But there seems to be disagreement. An interesting blog post comments on this article and provides interesting insights from a researcher’s perspective: “Begley’s criticisms rely on some anecdotal stories from researchers, who either had a hard time getting their research funded, or found their translational research being published in ‘less prestigious’ journals than their or others more basic science research. But there’s no evidence that this is a system-wide phenomena – indeed, I’d counter with my own anecdotes that translational research is currently the new golden child of the area of science I’m exposed to,…”
I call this post Tangential Thoughts, since it focuses on what the research community things about communication technology, which might be interesting to some of you.

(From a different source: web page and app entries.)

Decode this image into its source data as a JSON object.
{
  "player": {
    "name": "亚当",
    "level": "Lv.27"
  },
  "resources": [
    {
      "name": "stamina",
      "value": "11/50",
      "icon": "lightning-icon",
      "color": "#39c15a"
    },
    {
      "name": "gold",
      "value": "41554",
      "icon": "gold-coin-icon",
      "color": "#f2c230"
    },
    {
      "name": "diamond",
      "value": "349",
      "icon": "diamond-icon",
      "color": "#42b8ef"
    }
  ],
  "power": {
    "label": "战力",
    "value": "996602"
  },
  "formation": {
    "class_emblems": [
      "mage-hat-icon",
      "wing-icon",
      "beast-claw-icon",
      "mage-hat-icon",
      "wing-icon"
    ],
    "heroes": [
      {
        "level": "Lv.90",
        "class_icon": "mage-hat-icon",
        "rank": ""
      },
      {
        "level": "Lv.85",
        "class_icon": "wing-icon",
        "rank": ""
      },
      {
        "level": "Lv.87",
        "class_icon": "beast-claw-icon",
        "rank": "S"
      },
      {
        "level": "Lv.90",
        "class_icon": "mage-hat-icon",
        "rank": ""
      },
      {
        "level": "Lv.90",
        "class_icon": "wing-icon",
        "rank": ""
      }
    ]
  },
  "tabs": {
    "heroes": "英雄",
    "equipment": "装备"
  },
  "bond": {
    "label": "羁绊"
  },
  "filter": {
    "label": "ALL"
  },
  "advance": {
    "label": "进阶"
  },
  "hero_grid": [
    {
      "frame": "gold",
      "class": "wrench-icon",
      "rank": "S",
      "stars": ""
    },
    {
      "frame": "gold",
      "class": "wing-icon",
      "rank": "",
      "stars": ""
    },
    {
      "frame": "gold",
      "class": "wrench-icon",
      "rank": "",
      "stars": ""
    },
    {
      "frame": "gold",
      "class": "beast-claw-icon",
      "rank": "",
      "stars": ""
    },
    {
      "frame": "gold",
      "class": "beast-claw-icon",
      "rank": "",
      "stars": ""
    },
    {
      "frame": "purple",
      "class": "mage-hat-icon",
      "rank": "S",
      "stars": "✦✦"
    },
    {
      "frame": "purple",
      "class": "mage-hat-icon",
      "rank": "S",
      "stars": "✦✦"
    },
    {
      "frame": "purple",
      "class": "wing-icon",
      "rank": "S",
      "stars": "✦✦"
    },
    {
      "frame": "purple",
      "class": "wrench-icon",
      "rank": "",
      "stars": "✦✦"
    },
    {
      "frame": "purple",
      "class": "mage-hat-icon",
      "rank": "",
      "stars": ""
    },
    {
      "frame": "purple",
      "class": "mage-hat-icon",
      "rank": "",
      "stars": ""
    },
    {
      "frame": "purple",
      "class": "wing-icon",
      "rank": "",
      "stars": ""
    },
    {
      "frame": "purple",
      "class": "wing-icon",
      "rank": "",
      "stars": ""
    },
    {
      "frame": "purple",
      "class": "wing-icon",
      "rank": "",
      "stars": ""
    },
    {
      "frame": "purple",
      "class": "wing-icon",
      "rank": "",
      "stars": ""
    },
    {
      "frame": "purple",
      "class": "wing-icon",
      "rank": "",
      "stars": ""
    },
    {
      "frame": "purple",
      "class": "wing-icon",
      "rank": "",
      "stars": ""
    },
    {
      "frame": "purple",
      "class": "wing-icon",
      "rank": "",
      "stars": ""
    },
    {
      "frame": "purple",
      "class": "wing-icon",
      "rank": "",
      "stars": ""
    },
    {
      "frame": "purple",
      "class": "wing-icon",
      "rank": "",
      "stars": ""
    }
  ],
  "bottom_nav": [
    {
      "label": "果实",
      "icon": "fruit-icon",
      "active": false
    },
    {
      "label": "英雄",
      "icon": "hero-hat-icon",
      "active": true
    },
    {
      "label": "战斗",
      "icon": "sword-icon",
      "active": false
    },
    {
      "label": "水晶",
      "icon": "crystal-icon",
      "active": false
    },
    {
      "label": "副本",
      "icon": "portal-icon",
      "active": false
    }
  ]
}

I found two articles: One talks about how researchers more and more use mobile phones to collect data. In “Personal technology: Phoning in data” Roberta Kwok explores how “budget-conscious” and “digitally savvy scientists can write and distribute mobile-phone software for everything from monitoring traffic to reporting invasive species”. Maybe this is something for us to keep in mind and exploring?
Another article titled “Big Brother has evolved” by Jerome E. Dobson mentions human-tracking systems in scientific research. Dobson argues that the “social-networking benefits of human-tracking systems will surely be substantial” and that” the technology is bound to alter all sorts of social relationships”, including the one between researcher and subject. Yet, “investigators need to understand the risks as well as the benefits of new research opportunities”. His conclusion is not at all comforting, though: “We have entered a grand social experiment as momentous as any in our past and yet one so insidious that hardly anyone seems to have noticed”.